Breathing problems are especially important when it comes to brachycephalic breeds, as breathing problems can be one of the first symptoms they show. Brachycephalic breeds are dogs with flat, flat faces.
Below are the most common conditions associated with accelerated breathing, along with other accompanying symptoms you can expect to notice if they affect your dog.
In addition to shortness of breath, other common symptoms of dog asthma include sudden difficulty breathing, persistent cough, wheezing with an open mouth, blue gums, loss of appetite, and low energy.
- Lung cancer
Lung cancer is only common in older dogs. In addition to shortness of breath, other common symptoms include cough, lethargy, vomiting, weight loss, hair loss, loss of appetite, lameness, fever, and gastrointestinal ulcers.
- Kennel cough
This is a highly contagious respiratory disease in dogs that is usually spread when large numbers of dogs come into contact as in a kennel.
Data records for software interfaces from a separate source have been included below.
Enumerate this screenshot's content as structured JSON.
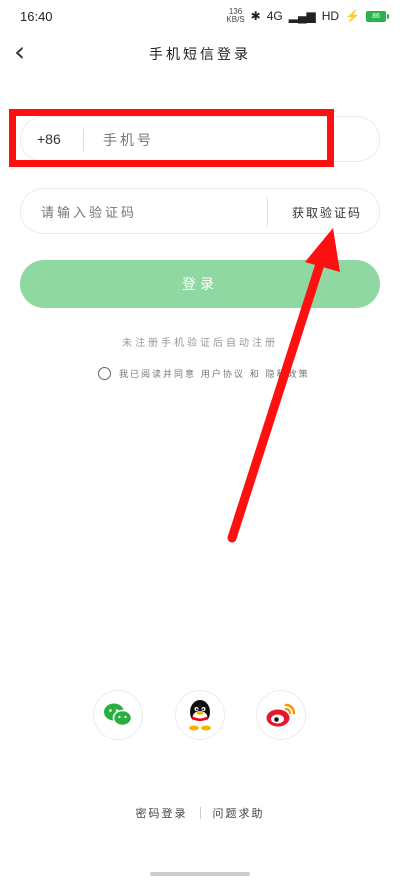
{
  "status_bar": {
    "time": "16:40",
    "net_speed_value": "136",
    "net_speed_unit": "KB/S",
    "signal": "4G",
    "hd": "HD",
    "battery": "86"
  },
  "header": {
    "title": "手机短信登录"
  },
  "phone": {
    "country_code": "+86",
    "placeholder": "手机号"
  },
  "code": {
    "placeholder": "请输入验证码",
    "get_code_label": "获取验证码"
  },
  "login": {
    "label": "登录"
  },
  "note": "未注册手机验证后自动注册",
  "agreement": {
    "text": "我已阅读并同意 用户协议 和 隐私政策",
    "checked": false
  },
  "social": {
    "icons": [
      "wechat-icon",
      "qq-icon",
      "weibo-icon"
    ]
  },
  "footer": {
    "password_login": "密码登录",
    "help": "问题求助"
  },
  "colors": {
    "accent": "#8fd8a2",
    "annotation": "#ff1010",
    "wechat": "#2aae3f",
    "weibo": "#e6162d"
  }
}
In addition to shortness of breath, severe coughing, runny nose, sneezing, lethargy, loss of appetite, and low-grade fever may also occur.
This disease can make it difficult for your dog to close the windpipe while eating and drinking, which can lead to all kinds of problems.
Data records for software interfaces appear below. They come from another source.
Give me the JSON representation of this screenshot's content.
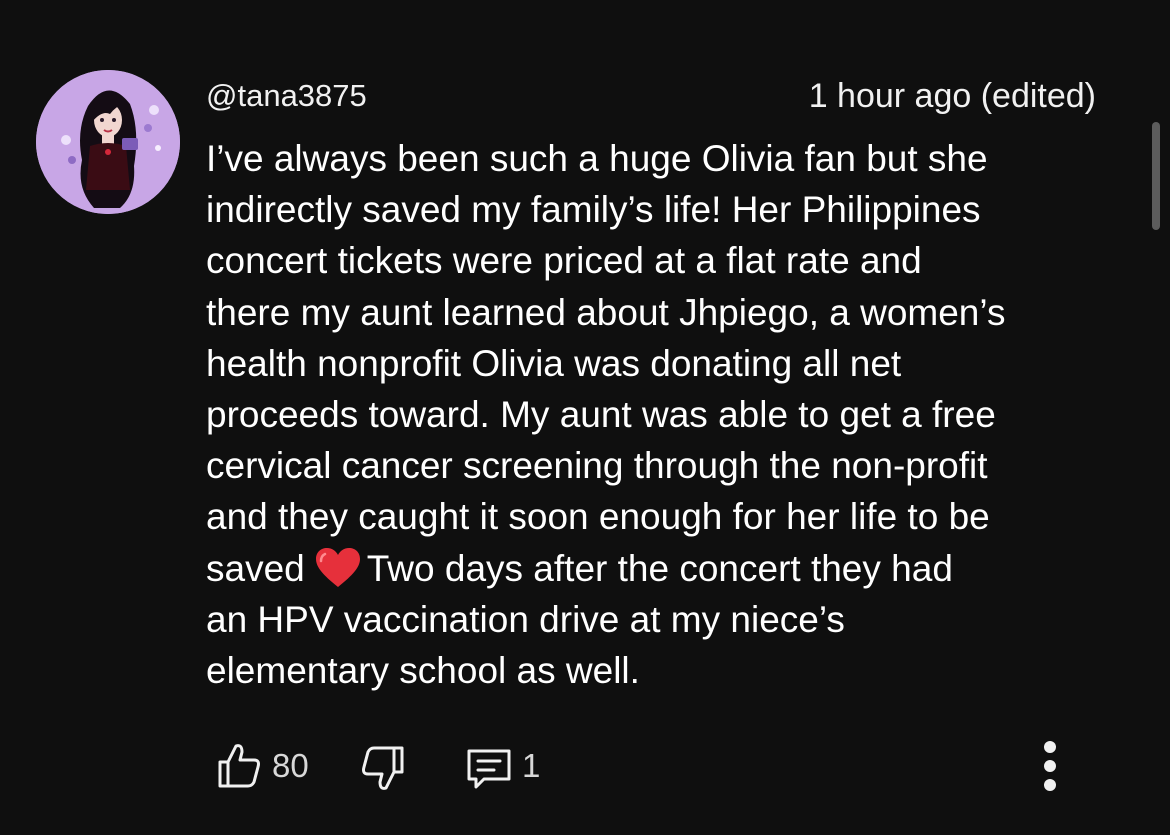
{
  "comment": {
    "author": "@tana3875",
    "timestamp": "1 hour ago (edited)",
    "lines": [
      "I’ve always been such a huge Olivia fan but she",
      "indirectly saved my family’s life! Her Philippines",
      "concert tickets were priced at a flat rate and",
      "there my aunt learned about Jhpiego, a women’s",
      "health nonprofit Olivia was donating all net",
      "proceeds toward. My aunt was able to get a free",
      "cervical cancer screening through the non-profit",
      "and they caught it soon enough for her life to be"
    ],
    "line_with_emoji": {
      "before": "saved",
      "emoji": "heart-emoji",
      "after": "Two days after the concert they had"
    },
    "lines_after": [
      "an HPV vaccination drive at my niece’s",
      "elementary school as well."
    ]
  },
  "actions": {
    "like_icon": "thumbs-up-icon",
    "like_count": "80",
    "dislike_icon": "thumbs-down-icon",
    "reply_icon": "comment-icon",
    "reply_count": "1",
    "more_icon": "more-vertical-icon"
  },
  "colors": {
    "background": "#0f0f0f",
    "text": "#ffffff",
    "secondary_text": "#d8d8d8",
    "avatar_bg": "#c8a6e6",
    "heart": "#e6303b"
  }
}
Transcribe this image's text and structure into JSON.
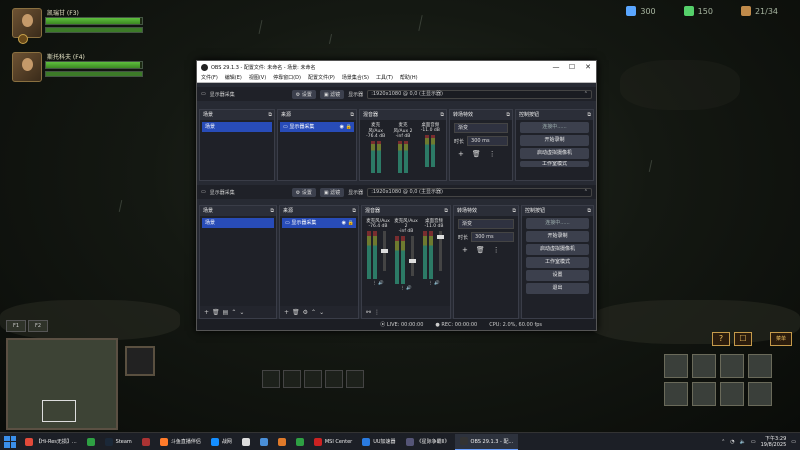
{
  "game": {
    "units": [
      {
        "name": "凯瑞甘 (F3)",
        "hp_fraction": 0.98
      },
      {
        "name": "斯托科夫 (F4)",
        "hp_fraction": 0.98
      }
    ],
    "resources": [
      {
        "icon": "minerals-icon",
        "value": "300",
        "color": "#5aa6ff"
      },
      {
        "icon": "vespene-icon",
        "value": "150",
        "color": "#55d06a"
      },
      {
        "icon": "supply-icon",
        "value": "21/34",
        "color": "#c08a4a"
      }
    ],
    "control_groups": [
      "F1",
      "F2"
    ],
    "hud_buttons": [
      "?",
      "☐",
      "菜单"
    ]
  },
  "obs": {
    "window_title": "OBS 29.1.3 - 配置文件: 未命名 - 场景: 未命名",
    "window_controls": [
      "—",
      "☐",
      "✕"
    ],
    "menu": [
      "文件(F)",
      "编辑(E)",
      "视图(V)",
      "停靠窗口(D)",
      "配置文件(P)",
      "场景集合(S)",
      "工具(T)",
      "帮助(H)"
    ],
    "preview_bars": [
      {
        "source_name": "显示器采集",
        "settings_label": "设置",
        "filters_label": "滤镜",
        "display_label": "显示器",
        "display_value": ":1920x1080 @ 0,0 (主显示器)"
      },
      {
        "source_name": "显示器采集",
        "settings_label": "设置",
        "filters_label": "滤镜",
        "display_label": "显示器",
        "display_value": ":1920x1080 @ 0,0 (主显示器)"
      }
    ],
    "docks": {
      "scenes": {
        "title": "场景",
        "items": [
          "场景"
        ]
      },
      "sources": {
        "title": "来源",
        "items": [
          "显示器采集"
        ]
      },
      "mixer": {
        "title": "混音器",
        "channels": [
          {
            "name": "麦克风/Aux",
            "level": "-76.4 dB",
            "fader": 0.5
          },
          {
            "name": "麦克风/Aux 2",
            "level": "-inf dB",
            "fader": 0.35
          },
          {
            "name": "桌面音频",
            "level": "-11.0 dB",
            "fader": 0.9
          }
        ]
      },
      "transitions": {
        "title": "转场特效",
        "type": "渐变",
        "duration_label": "时长",
        "duration": "300 ms"
      },
      "controls": {
        "title": "控制按钮",
        "buttons": [
          "连接中......",
          "开始录制",
          "启动虚拟摄像机",
          "工作室模式",
          "设置",
          "退出"
        ]
      }
    },
    "status": {
      "live": "LIVE: 00:00:00",
      "rec": "REC: 00:00:00",
      "cpu": "CPU: 2.0%, 60.00 fps"
    }
  },
  "taskbar": {
    "items": [
      {
        "label": "【Hi-Res无损】...",
        "color": "#e24a3a"
      },
      {
        "label": "",
        "color": "#2ea043"
      },
      {
        "label": "Steam",
        "color": "#1b2838"
      },
      {
        "label": "",
        "color": "#a33"
      },
      {
        "label": "斗鱼直播伴侣",
        "color": "#ff7b2a"
      },
      {
        "label": "战网",
        "color": "#148eff"
      },
      {
        "label": "",
        "color": "#ddd"
      },
      {
        "label": "",
        "color": "#4a8fd8"
      },
      {
        "label": "",
        "color": "#e07a2a"
      },
      {
        "label": "",
        "color": "#2ea043"
      },
      {
        "label": "MSI Center",
        "color": "#c22"
      },
      {
        "label": "UU加速器",
        "color": "#2a7be0"
      },
      {
        "label": "《星际争霸II》",
        "color": "#557"
      },
      {
        "label": "OBS 29.1.3 - 配...",
        "color": "#333"
      }
    ],
    "time": "下午3:29",
    "date": "19/8/2025"
  }
}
In addition to rapid breathing, you may notice strange noises when inhaling, changes in the bark sound, blue discoloration around the tongue and gums, and coughing or vomiting when eating or drinking.
- Tracheal problems
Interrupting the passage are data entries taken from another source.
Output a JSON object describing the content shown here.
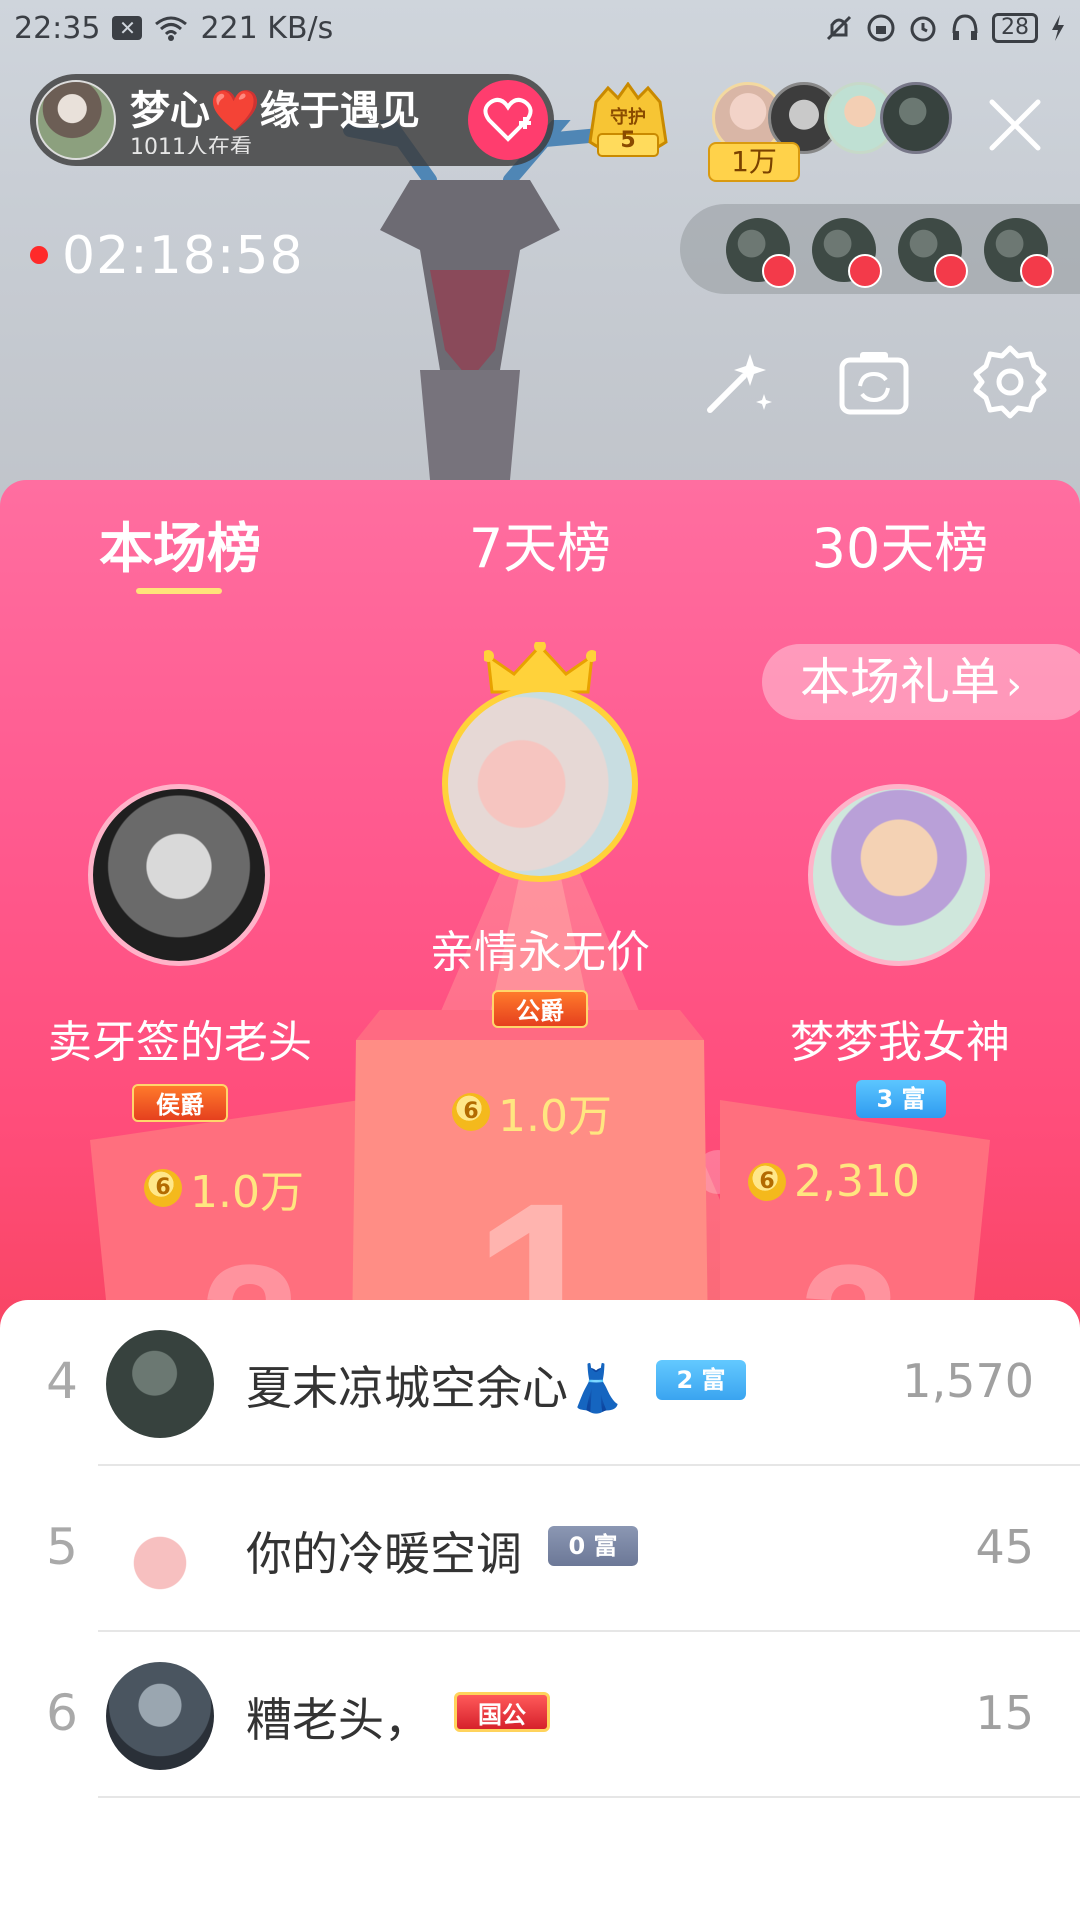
{
  "status_bar": {
    "time": "22:35",
    "net_speed": "221 KB/s",
    "battery": "28",
    "icons": [
      "notification-x-icon",
      "wifi-icon",
      "mute-icon",
      "rotation-lock-icon",
      "alarm-icon",
      "headset-icon",
      "battery-icon",
      "charging-icon"
    ]
  },
  "host": {
    "name": "梦心❤️缘于遇见",
    "viewers": "1011人在看"
  },
  "guard": {
    "label": "守护",
    "count": "5"
  },
  "top_viewers": {
    "coin_badge": "1万"
  },
  "live": {
    "timer": "02:18:58"
  },
  "ranking": {
    "tabs": [
      {
        "label": "本场榜",
        "active": true
      },
      {
        "label": "7天榜",
        "active": false
      },
      {
        "label": "30天榜",
        "active": false
      }
    ],
    "gift_list_label": "本场礼单",
    "podium": {
      "first": {
        "name": "亲情永无价",
        "title": "公爵",
        "score": "1.0万"
      },
      "second": {
        "name": "卖牙签的老头",
        "title": "侯爵",
        "score": "1.0万"
      },
      "third": {
        "name": "梦梦我女神",
        "title": "3 富",
        "score": "2,310"
      }
    },
    "coin_glyph": "6",
    "list": [
      {
        "rank": "4",
        "name": "夏末凉城空余心👗",
        "badge": "2 富",
        "score": "1,570"
      },
      {
        "rank": "5",
        "name": "你的冷暖空调",
        "badge": "0 富",
        "score": "45"
      },
      {
        "rank": "6",
        "name": "糟老头，",
        "badge": "国公",
        "score": "15"
      }
    ]
  },
  "colors": {
    "panel_top": "#ff6ea0",
    "panel_bottom": "#f84563",
    "underline": "#ffe37a",
    "score_gold": "#ffe680",
    "live_red": "#ff2a2a"
  }
}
Dogs can be affected by a variety of airway problems, including airway pressure and airway collapse. In addition to rapid breathing, you may also notice coughing, vomiting, vomiting, and blueness around the mouth.
- Bacterial or fungal respiratory infection
In addition to breathing difficulties, if your puppy has a respiratory infection, you may see snoring and sneezing, discharge around the nose and eyes, foam around the mouth, high fever, loss of appetite, weight loss, fatigue, and lethargy.
If your dog is exposed to the fumes they inhale, you may see coughing and wheezing, red or inflamed eyes, lethargy, weakness, and blistering around the mouth, in addition to rapid breathing.
When your dog is in some kind of pain, increased breathing as a stress response can be one of the various symptoms it presents.
You can also skillfully shake, squish your ears, moan, low stance, whimper, excessively lick or scratch specific areas, be reluctant to play or move, or lose your appetite.
If your dog is infected with a parasite, such as a heartworm, shortness of breath may be one of the symptoms. You may also see diarrhea, vomiting, movement, bloating, weight loss, decreased activity, and dull fur.
Compression lung or pneumothorax is the accumulation of air outside the lungs but within the chest wall. This prevents the lungs from inflating properly. As the compression puts pressure on the lungs, it can lead to accelerated and abnormal breathing. You may also notice dull sounds from their breathing, coughing, and hypoventilation.
A hernia is when the contents of a dog’s abdomen pass through a hole or weakness in the muscle wall. It can be congenital, or it can be accidental.
You may notice vomiting, loss of appetite, drooling, and other painful symptoms when your dog suffers from a hernia, swelling at the hernia area, and shortness of breath
Anemia occurs when a dog does not produce enough red blood cells or hemoglobin. This may affect some important bodily functions. Dogs with anemia usually breathe very quickly. They may also have pale gums, look weak and lethargic, and have dark stools.
Certain medications can cause your dog to start breathing rapidly. This side effect should be listed on the drug along with other symptoms to watch out for.
We hope our long list of causes of shortness of breath in puppies doesn’t frighten you too much. For most puppies, rapid breathing is a short-lived and normal effect that shouldn’t concern you. You should only consider talking to your veterinarian if your puppy is short of breath for prolonged periods of time, or has other signs of illness. More than likely, you have a very excitable puppy that won’t calm down!